By BBC/Evelyne Wareh
One of the most powerful Atlantic hurricanes in recent years has been moving across the Caribbean towards Jamaica, Haiti and eastern Cuba.
Parts of Jamaica have already been lashed by rain and strong winds, with flood waters blocking roads in the capital, Kingston.
A hurricane warning is in place for Haiti, which is expected to be more seriously affected. The category-four hurricane is due to bring up to 64 cm (25 inches) of rain.
That in turn could trigger life-threatening landslides and floods. The Haitian authorities have urged people to stock up on food and water and secure their homes.

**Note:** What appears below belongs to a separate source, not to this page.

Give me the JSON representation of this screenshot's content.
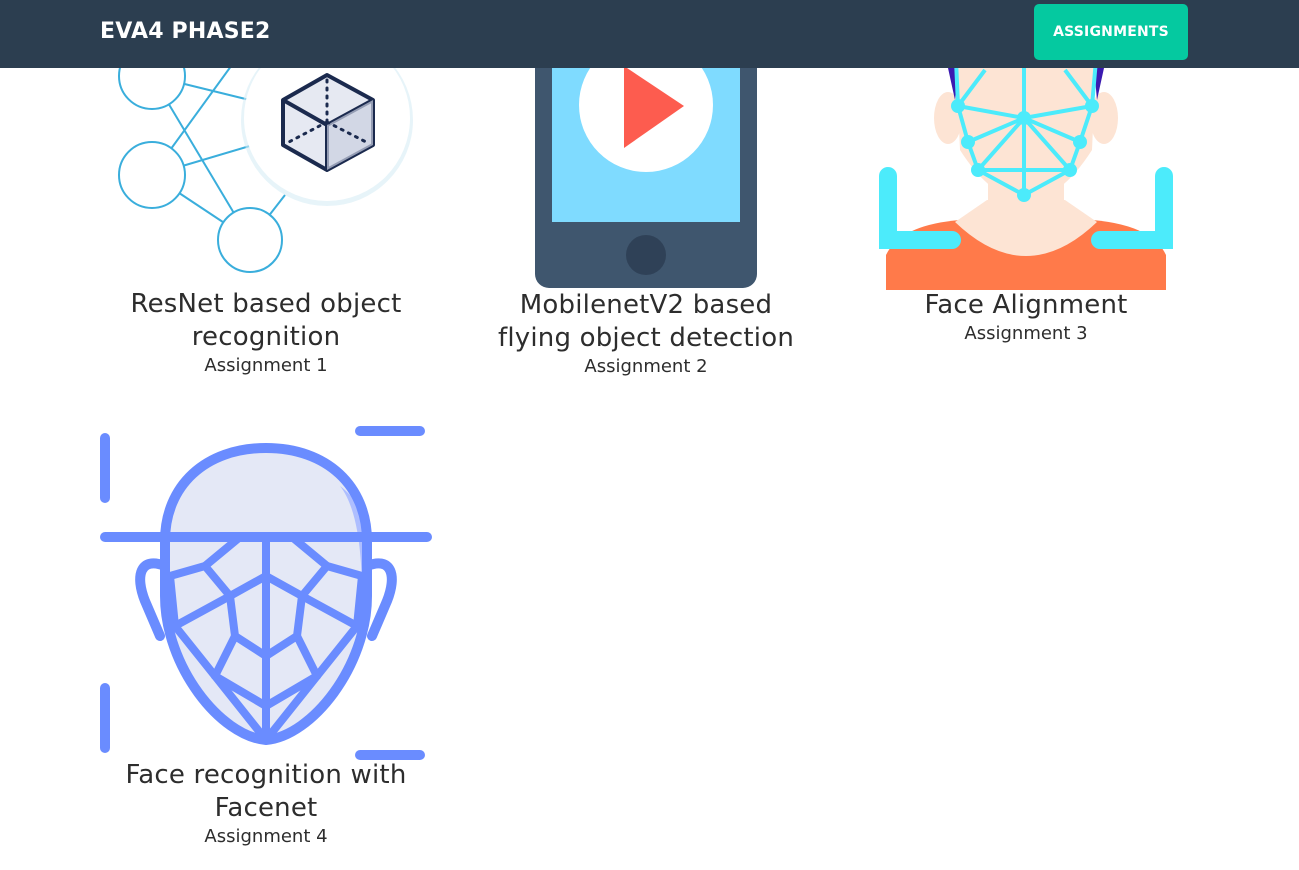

Thousands are still living in tents following the huge earthquake in 2010.
As it moved slowly over the Caribbean on Sunday evening, Hurricane Matthew brought winds of up to 240km/h (150mph). Its centre is expected to pass to the east of Jamaica and make landfall to the south-western tip of Haiti late on Monday before reaching Cuba on Tuesday, forecasters say.

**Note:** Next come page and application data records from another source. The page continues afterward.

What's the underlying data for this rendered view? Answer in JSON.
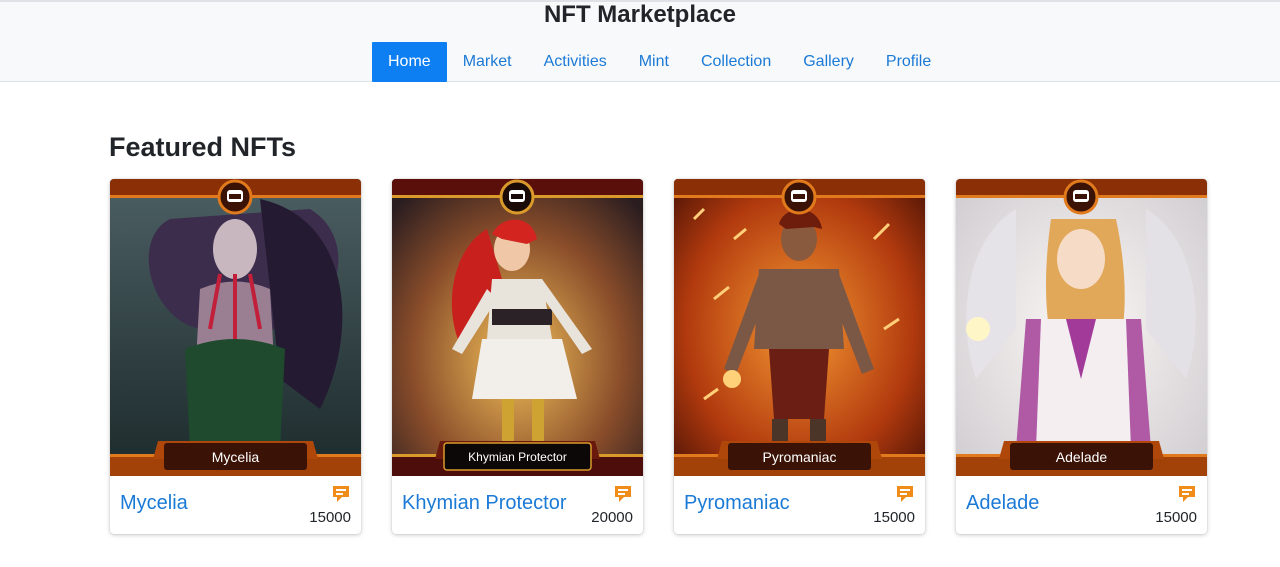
{
  "header": {
    "title": "NFT Marketplace",
    "nav": [
      {
        "label": "Home",
        "active": true
      },
      {
        "label": "Market",
        "active": false
      },
      {
        "label": "Activities",
        "active": false
      },
      {
        "label": "Mint",
        "active": false
      },
      {
        "label": "Collection",
        "active": false
      },
      {
        "label": "Gallery",
        "active": false
      },
      {
        "label": "Profile",
        "active": false
      }
    ]
  },
  "featured": {
    "heading": "Featured NFTs",
    "cards": [
      {
        "plate": "Mycelia",
        "name": "Mycelia",
        "price": "15000",
        "icon": "chat-bubble-icon"
      },
      {
        "plate": "Khymian Protector",
        "name": "Khymian Protector",
        "price": "20000",
        "icon": "chat-bubble-icon"
      },
      {
        "plate": "Pyromaniac",
        "name": "Pyromaniac",
        "price": "15000",
        "icon": "chat-bubble-icon"
      },
      {
        "plate": "Adelade",
        "name": "Adelade",
        "price": "15000",
        "icon": "chat-bubble-icon"
      }
    ]
  },
  "colors": {
    "accent": "#0d7ff2",
    "link": "#1b7ad6",
    "frame": "#b0470a",
    "plate": "#3a1206"
  }
}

Southern areas of Haiti including Jeremie and Les Cayes are expected to see the worst of the heavy rain and treacherous winds.
“Wherever that centre passes close to would see the worst winds and that’s what’s projected to happen for the western tip of Haiti,” US hurricane specialist John Cangilosi said.
“There is a big concern for rains there and also a big concern for [a] storm surge.”
Forecasters say the storm is expected to pass east of Florida through the Bahamas, although it is too soon to say whether it will hit the US coast.
Haitian officials say that about 1,300 emergency shelters have been constructed across the country, sufficient to accommodate 340,000 people. Both airports in Haiti are closed.
Warnings have been broadcast over the radio urging people to pay attention to evacuation warnings, especially because some people are expected to try to stay in their homes to protect them from damage.
Interim President Jocelerme Privert on Sunday advised Haitians to be prepared to move quickly in an address on state radio.
“To those people living in houses that could collapse, it’s necessary that you leave these houses to take refuge in schools and churches,” he said.
In Jamaica emergency services rushed to protect buildings and get people in safe buildings. Long queues formed outside stores and at petrol stations as people stocked up. The Jamaican government urged people to evacuate and prepare for the storm two days ago.
“No turning back now. It is a matter of how long we have to wait this out,” Minister of Local Government Desmond Mackenzie said.
Matthew is expected to hit Cuba on Tuesday, potentially reaching the colonial city of Santiago de Cuba and the US Navy base of Guantanamo Bay.